*The records:*
▼

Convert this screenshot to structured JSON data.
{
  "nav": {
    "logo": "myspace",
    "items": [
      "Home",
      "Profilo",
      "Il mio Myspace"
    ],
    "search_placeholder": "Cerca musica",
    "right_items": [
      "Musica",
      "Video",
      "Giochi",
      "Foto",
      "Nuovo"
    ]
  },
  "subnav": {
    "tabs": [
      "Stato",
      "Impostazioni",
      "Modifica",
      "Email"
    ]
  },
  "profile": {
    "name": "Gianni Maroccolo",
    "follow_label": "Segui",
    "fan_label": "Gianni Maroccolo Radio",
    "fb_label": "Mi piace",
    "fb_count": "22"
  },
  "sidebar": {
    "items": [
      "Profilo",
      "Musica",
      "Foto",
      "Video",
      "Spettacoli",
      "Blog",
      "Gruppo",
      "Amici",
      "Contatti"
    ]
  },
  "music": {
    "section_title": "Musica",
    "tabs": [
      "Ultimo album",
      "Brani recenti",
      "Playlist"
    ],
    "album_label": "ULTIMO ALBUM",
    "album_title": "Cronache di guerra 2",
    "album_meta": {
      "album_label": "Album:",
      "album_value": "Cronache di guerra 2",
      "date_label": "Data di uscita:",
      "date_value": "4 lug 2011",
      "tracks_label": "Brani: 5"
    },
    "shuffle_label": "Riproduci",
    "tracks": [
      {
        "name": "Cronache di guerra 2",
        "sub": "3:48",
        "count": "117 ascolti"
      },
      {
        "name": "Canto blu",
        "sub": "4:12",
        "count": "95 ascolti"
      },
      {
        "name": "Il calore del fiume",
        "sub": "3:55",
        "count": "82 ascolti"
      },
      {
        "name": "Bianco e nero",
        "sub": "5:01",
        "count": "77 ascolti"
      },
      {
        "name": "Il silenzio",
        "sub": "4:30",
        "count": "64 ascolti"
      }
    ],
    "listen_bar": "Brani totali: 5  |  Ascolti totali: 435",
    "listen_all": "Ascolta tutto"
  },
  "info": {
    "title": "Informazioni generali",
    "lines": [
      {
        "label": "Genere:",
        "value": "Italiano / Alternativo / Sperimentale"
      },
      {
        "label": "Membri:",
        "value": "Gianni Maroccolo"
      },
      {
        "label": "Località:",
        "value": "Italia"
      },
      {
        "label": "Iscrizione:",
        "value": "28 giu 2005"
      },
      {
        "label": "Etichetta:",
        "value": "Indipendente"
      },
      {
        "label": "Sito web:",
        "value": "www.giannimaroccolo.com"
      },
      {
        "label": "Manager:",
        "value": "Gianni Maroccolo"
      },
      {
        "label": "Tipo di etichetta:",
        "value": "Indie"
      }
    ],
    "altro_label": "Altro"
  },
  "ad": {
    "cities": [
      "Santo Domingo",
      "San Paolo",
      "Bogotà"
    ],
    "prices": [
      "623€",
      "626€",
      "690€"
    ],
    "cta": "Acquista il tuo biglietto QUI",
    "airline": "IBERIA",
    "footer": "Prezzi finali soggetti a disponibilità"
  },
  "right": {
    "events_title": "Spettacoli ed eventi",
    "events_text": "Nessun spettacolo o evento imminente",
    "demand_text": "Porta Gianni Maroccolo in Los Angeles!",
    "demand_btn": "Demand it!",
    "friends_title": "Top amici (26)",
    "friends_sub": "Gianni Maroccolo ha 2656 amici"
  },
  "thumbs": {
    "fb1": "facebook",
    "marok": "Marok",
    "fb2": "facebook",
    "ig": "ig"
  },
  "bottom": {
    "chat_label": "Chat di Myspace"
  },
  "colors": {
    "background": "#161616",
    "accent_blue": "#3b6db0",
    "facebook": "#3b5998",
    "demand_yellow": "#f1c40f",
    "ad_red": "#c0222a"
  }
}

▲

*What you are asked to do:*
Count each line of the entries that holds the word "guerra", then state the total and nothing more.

*Solution:*
3